Find the lines in the records below that contain "JSON", and report each of them.

————

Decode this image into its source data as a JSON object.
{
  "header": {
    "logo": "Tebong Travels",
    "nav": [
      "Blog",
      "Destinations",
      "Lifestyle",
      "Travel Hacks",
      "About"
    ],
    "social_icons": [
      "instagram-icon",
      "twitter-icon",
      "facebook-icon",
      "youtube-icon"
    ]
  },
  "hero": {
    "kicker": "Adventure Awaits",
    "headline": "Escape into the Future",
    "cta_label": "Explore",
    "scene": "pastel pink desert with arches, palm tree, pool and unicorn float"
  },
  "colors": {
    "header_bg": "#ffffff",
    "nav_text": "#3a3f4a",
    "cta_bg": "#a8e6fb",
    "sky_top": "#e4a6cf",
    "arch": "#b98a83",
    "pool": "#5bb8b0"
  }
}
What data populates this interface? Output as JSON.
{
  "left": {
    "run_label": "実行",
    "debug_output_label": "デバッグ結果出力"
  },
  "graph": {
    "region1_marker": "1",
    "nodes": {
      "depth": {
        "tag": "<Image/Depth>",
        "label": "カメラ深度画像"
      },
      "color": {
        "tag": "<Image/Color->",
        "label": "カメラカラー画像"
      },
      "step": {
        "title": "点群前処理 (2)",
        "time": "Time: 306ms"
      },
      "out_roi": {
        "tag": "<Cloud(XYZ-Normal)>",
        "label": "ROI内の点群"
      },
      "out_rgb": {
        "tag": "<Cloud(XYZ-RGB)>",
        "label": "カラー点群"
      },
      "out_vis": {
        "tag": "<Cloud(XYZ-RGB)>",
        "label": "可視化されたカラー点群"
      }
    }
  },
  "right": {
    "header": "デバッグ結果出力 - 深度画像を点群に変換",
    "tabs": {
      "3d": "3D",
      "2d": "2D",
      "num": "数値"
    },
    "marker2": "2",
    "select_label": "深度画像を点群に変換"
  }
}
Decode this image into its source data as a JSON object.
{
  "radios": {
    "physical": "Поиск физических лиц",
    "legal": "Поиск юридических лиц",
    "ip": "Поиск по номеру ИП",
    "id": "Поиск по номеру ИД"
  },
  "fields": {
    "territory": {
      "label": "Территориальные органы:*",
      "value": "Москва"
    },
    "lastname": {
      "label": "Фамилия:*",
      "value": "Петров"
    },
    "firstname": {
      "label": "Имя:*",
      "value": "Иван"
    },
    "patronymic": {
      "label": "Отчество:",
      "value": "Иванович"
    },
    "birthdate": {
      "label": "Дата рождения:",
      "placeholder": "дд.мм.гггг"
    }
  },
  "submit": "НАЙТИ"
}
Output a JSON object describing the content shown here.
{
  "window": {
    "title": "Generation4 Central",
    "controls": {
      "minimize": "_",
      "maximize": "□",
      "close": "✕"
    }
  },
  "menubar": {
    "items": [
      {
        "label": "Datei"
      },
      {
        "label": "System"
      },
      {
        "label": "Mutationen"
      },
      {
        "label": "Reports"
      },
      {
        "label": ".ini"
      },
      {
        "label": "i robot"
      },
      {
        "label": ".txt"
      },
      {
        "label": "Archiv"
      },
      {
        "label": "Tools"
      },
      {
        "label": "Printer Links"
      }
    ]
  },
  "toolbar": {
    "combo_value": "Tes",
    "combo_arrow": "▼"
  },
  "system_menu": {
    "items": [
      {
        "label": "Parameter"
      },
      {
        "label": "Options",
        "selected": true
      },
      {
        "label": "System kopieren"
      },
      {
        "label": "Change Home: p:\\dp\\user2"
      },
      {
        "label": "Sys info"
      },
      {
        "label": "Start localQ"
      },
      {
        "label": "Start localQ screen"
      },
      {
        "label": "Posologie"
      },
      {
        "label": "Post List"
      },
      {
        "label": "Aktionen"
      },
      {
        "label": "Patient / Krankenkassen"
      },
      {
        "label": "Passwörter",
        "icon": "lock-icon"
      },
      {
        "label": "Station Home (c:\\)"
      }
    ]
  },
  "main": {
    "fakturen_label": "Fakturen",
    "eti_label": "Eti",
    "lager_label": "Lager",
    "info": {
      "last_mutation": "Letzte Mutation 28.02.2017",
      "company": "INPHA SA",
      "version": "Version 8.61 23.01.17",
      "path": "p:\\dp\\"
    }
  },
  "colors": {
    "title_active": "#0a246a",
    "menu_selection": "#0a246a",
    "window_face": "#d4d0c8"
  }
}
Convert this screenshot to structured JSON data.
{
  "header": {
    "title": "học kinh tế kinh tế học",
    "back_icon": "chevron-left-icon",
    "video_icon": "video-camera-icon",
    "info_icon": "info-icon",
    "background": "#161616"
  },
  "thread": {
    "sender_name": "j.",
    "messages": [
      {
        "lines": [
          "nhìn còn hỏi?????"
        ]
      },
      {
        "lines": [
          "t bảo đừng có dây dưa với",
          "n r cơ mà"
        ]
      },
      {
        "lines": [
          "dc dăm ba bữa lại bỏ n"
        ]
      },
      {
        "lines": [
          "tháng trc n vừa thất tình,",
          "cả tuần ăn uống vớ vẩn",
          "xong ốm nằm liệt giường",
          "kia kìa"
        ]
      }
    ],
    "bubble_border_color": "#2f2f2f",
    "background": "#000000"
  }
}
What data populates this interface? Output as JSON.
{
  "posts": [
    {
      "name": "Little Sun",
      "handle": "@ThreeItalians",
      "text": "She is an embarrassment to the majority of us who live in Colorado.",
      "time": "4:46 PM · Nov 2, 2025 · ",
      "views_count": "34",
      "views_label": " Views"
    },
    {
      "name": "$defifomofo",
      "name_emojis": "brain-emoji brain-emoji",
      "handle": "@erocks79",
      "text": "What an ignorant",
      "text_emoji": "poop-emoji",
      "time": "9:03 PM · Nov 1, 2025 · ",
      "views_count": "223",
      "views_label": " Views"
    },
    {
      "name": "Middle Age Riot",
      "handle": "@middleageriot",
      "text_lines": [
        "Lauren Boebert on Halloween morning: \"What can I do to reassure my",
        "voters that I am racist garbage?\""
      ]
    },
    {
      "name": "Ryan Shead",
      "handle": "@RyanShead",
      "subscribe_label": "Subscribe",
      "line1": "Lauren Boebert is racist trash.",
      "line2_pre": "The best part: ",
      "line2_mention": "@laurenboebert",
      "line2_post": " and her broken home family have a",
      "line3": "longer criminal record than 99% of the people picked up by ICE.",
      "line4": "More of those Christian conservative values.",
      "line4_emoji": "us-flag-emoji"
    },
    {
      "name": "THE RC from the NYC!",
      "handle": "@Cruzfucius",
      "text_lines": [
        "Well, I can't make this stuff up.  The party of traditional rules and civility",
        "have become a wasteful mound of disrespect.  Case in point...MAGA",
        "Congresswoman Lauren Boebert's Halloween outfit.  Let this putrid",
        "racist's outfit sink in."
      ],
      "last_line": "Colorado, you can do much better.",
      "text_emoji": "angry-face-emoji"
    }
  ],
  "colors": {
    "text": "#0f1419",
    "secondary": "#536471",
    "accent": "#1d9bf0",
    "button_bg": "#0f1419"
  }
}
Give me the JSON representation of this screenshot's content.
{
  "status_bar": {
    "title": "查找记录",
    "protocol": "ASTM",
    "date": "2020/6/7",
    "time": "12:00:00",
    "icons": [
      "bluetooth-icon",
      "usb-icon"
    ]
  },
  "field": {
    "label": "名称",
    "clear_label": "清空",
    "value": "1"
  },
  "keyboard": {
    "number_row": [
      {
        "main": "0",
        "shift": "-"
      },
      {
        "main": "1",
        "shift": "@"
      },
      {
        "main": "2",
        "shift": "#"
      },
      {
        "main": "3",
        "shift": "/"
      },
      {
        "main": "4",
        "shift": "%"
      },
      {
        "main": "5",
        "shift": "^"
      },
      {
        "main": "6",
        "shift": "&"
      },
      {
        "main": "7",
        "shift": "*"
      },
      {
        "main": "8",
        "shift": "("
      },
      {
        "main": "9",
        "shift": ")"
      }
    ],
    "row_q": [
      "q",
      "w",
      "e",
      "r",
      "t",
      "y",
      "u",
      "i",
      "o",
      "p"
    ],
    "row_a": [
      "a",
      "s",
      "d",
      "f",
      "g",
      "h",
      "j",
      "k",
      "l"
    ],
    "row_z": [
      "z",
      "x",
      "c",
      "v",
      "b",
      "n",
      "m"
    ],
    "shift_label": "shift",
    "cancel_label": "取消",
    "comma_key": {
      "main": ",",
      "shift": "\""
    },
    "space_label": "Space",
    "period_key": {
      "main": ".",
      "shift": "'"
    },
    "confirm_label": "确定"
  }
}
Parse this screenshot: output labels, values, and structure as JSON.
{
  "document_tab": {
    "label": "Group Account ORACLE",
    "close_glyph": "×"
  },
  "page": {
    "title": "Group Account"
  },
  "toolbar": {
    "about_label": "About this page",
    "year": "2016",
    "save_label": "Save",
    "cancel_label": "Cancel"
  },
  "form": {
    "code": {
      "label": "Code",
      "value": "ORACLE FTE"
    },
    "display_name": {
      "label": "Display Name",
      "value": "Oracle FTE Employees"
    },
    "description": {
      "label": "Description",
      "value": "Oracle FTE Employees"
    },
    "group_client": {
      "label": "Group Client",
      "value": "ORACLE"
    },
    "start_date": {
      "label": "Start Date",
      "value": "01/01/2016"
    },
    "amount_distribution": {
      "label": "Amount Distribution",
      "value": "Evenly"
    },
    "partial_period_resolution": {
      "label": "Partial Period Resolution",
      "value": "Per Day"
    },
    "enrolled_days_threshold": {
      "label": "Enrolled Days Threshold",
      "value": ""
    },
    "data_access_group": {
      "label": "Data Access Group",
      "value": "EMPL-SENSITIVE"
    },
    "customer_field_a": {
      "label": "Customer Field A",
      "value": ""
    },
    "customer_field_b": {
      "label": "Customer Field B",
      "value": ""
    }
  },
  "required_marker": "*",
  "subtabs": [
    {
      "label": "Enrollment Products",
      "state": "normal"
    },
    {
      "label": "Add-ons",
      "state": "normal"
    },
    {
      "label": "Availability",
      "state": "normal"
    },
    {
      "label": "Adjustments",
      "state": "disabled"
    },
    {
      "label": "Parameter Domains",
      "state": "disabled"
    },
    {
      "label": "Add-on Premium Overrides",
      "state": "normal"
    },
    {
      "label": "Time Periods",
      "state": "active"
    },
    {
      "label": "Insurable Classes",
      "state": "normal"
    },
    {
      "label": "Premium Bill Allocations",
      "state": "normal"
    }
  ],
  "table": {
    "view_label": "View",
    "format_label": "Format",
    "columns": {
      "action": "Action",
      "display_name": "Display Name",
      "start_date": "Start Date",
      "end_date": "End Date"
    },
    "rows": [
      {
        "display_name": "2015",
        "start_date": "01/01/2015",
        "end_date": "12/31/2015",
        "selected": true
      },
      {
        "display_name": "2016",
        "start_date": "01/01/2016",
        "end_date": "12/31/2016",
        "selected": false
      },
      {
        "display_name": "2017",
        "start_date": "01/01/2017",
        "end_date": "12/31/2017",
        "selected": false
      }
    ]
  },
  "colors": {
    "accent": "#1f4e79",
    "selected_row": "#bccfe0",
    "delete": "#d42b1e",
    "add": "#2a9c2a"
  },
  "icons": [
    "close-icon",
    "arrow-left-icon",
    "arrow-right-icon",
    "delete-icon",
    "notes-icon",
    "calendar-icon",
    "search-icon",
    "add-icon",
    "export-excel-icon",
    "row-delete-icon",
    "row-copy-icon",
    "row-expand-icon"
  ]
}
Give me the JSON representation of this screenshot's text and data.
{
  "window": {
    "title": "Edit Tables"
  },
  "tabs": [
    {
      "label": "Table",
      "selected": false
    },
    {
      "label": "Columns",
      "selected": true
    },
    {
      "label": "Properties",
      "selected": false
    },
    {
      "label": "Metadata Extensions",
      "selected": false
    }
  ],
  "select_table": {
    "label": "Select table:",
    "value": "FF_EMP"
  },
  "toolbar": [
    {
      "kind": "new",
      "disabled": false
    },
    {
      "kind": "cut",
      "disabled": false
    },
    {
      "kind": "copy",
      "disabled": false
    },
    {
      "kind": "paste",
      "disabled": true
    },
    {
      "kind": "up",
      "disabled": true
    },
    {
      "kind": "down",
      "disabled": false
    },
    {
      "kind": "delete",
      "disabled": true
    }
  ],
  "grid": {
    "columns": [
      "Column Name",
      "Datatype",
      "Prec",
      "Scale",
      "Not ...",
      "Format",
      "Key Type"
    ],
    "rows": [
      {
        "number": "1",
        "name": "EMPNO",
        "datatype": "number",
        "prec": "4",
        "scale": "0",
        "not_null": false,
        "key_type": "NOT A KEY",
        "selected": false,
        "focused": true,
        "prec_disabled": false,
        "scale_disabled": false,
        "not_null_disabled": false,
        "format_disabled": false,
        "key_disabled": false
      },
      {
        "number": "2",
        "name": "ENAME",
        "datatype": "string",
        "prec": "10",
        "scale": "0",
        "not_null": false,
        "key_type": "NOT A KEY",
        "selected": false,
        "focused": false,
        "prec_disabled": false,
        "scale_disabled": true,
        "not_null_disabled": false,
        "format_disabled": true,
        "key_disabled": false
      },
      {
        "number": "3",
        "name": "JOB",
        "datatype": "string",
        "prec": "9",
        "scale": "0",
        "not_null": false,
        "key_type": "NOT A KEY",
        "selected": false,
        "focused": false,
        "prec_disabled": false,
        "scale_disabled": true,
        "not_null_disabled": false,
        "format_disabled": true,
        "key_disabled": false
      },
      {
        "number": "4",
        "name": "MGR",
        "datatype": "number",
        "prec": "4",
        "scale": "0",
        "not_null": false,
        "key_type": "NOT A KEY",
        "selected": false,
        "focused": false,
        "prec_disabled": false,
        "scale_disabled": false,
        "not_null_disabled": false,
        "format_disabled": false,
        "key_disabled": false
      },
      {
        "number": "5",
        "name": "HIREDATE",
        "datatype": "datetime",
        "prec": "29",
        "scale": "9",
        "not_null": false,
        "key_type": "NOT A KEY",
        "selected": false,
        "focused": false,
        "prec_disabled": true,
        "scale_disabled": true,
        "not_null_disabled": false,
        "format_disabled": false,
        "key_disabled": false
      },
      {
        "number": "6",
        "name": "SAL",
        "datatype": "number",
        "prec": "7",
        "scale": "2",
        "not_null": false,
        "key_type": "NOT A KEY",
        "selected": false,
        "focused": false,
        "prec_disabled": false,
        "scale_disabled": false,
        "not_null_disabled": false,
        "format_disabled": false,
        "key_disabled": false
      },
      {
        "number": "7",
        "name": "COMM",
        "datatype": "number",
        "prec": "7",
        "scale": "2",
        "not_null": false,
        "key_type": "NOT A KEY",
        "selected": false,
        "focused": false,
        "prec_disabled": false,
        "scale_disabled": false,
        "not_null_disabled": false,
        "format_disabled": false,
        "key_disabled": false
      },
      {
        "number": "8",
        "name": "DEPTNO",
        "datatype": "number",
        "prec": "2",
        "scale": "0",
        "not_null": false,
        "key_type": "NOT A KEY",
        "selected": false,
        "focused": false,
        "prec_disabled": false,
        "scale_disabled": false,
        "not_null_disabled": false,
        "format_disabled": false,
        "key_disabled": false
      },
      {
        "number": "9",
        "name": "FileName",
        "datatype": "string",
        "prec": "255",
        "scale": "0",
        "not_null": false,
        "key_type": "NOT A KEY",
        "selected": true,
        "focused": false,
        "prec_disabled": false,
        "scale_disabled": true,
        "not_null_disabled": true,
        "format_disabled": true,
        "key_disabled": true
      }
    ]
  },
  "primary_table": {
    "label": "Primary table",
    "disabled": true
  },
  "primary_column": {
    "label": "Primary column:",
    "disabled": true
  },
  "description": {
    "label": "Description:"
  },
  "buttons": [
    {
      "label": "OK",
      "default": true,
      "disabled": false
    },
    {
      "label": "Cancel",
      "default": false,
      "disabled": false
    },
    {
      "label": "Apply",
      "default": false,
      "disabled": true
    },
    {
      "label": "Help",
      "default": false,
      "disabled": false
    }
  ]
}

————

§ **Result for this task**
Decode this image into its source data as a JSON object.
What data populates this interface? Output as JSON.
Decode this image into its source data as a JSON object.
Output a JSON object describing the content shown here.
Convert this screenshot to structured JSON data.
What data populates this interface? Output as JSON.
Give me the JSON representation of this screenshot's content.
Parse this screenshot: output labels, values, and structure as JSON.
Give me the JSON representation of this screenshot's text and data.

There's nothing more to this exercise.